Every line in the data below that holds "JSON" should be found and copied.

◆ ◆ ◆ ◆ ◆

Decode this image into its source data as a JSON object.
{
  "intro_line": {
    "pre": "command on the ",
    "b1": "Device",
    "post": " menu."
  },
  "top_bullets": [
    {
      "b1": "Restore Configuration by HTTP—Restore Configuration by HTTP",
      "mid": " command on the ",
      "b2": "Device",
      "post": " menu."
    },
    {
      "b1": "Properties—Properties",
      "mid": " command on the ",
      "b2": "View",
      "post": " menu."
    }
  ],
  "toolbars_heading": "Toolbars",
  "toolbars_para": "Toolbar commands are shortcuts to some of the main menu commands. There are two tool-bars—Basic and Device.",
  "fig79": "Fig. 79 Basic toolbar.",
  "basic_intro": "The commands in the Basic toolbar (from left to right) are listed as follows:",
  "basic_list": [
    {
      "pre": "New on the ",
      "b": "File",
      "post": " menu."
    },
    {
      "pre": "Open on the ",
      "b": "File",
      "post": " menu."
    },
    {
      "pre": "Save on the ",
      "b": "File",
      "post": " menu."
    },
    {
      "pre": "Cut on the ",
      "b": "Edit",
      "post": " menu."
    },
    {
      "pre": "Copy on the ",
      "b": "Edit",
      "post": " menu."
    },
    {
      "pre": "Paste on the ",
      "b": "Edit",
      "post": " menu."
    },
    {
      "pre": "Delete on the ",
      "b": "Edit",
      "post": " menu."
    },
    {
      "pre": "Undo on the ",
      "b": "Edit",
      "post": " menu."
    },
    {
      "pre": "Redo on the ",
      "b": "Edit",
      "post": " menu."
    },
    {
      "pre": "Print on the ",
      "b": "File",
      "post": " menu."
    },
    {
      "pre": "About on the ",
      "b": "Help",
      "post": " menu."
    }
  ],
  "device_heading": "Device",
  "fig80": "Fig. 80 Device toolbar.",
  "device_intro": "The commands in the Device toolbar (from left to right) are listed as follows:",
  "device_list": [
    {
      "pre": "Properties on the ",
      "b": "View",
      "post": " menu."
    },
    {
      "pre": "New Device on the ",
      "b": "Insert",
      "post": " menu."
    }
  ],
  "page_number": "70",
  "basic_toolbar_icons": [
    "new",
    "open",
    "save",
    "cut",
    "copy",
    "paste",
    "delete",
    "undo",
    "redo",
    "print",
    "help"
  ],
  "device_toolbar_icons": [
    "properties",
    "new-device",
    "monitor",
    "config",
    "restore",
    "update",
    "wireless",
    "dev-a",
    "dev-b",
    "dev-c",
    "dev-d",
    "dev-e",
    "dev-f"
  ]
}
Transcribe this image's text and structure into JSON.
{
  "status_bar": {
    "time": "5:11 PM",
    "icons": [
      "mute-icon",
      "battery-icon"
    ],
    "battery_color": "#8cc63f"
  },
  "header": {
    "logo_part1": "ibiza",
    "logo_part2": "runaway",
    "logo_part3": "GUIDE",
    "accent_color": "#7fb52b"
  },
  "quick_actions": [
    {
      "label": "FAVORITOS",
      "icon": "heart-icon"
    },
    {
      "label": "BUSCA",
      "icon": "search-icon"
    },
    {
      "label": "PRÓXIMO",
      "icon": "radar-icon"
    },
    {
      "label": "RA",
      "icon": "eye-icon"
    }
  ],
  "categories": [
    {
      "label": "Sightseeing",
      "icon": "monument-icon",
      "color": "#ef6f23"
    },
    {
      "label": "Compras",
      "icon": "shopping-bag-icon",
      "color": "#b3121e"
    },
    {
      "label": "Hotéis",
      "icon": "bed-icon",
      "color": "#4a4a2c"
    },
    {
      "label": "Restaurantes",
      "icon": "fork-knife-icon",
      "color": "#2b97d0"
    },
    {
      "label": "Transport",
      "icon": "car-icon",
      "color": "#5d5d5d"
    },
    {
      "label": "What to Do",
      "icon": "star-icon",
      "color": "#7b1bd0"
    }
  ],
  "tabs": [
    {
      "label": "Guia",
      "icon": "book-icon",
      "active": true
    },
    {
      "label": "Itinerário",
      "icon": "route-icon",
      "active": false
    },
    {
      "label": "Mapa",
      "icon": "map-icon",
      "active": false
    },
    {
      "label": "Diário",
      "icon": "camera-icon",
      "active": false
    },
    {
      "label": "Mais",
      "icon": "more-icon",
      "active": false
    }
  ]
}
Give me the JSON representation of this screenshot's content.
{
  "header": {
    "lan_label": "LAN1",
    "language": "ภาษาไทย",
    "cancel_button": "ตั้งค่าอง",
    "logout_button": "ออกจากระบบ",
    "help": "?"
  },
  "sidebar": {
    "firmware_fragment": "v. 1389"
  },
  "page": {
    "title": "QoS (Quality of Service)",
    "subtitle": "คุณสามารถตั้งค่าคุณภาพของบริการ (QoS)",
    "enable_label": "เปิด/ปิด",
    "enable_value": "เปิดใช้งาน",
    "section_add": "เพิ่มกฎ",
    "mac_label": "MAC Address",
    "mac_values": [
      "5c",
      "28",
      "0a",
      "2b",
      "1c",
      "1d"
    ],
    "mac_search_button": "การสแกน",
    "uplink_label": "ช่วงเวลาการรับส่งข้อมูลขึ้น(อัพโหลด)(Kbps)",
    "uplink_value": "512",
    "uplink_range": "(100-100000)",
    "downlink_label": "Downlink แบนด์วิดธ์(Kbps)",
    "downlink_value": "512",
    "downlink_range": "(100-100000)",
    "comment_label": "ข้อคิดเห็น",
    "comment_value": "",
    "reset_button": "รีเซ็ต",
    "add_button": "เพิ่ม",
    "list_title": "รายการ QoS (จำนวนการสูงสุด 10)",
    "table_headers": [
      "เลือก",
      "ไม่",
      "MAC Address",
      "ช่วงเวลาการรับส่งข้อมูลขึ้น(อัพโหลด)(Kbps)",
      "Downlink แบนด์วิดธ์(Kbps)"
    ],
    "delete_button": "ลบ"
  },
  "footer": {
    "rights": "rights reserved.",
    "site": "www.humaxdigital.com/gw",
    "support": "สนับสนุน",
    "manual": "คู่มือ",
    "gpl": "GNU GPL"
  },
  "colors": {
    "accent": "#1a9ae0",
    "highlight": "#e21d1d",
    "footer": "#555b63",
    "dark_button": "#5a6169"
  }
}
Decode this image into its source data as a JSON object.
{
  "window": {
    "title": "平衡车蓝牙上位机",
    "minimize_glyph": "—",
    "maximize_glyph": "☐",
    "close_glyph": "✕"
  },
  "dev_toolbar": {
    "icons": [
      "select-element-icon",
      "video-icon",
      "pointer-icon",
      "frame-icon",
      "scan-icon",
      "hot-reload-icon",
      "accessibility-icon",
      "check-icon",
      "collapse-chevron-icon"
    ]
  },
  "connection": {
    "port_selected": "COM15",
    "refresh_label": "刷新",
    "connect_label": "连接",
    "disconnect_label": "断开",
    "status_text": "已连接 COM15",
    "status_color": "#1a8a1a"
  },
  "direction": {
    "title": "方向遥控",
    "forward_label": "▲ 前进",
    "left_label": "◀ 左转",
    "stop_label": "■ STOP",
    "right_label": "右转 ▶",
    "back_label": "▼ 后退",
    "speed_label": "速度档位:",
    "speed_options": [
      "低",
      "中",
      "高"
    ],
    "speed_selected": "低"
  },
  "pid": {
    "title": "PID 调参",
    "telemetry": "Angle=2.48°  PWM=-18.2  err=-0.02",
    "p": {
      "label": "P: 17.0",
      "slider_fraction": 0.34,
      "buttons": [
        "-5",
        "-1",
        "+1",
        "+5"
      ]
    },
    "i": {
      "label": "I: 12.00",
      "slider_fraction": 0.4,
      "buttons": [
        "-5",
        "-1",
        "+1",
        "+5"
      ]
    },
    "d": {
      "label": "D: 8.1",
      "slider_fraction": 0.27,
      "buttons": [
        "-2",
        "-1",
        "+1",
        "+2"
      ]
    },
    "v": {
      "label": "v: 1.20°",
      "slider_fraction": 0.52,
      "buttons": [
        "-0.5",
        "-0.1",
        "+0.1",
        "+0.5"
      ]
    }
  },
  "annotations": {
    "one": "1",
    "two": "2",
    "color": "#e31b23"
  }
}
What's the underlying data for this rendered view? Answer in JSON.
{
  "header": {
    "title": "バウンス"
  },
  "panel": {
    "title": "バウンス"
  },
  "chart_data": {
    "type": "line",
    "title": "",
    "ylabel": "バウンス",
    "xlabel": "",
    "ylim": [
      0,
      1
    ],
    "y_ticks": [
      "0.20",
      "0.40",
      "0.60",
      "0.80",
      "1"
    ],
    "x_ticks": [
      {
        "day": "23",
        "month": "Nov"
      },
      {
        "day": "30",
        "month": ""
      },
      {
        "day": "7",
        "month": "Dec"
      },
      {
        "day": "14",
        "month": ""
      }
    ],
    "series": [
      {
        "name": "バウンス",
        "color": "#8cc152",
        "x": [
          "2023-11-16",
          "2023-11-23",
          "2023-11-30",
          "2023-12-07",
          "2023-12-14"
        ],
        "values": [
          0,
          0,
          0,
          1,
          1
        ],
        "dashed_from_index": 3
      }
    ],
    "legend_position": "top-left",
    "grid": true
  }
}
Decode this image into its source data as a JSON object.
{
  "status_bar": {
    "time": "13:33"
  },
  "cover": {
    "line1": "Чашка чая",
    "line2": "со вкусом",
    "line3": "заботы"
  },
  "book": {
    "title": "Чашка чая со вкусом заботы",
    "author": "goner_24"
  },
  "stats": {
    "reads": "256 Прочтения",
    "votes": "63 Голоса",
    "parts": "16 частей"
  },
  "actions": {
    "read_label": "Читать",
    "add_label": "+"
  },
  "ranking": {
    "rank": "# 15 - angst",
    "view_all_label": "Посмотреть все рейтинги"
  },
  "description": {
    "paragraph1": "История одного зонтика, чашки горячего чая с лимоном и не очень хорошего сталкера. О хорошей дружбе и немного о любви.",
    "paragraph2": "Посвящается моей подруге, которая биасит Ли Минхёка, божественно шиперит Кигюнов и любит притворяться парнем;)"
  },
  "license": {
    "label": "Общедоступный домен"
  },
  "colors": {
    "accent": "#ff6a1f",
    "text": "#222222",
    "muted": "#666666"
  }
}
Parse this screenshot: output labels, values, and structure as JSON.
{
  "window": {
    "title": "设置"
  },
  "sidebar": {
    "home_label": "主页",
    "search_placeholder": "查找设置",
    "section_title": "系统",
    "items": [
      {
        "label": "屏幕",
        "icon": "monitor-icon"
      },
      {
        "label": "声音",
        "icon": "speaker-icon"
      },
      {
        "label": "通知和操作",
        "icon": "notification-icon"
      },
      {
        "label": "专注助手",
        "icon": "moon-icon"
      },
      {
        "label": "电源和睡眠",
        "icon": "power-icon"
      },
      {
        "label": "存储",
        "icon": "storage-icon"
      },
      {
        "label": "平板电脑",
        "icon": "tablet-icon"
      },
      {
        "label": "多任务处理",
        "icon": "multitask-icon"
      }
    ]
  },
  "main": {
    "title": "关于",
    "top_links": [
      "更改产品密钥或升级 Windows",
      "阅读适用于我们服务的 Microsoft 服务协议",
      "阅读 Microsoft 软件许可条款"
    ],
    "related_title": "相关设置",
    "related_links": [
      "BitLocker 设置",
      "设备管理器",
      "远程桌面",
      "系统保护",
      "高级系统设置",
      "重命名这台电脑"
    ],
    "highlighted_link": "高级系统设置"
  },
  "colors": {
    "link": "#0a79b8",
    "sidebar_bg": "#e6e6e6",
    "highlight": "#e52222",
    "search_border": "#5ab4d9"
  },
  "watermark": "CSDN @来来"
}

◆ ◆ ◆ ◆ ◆

:: Exercise answer ::
Decode this image into its source data as a JSON object.
Transcribe this image's text and structure into JSON.
Give me the JSON representation of this screenshot's content.
Decode this image into its source data as a JSON object.
What's the underlying data for this rendered view? Answer in JSON.
Decode this image into its source data as a JSON object.
Parse this screenshot: output labels, values, and structure as JSON.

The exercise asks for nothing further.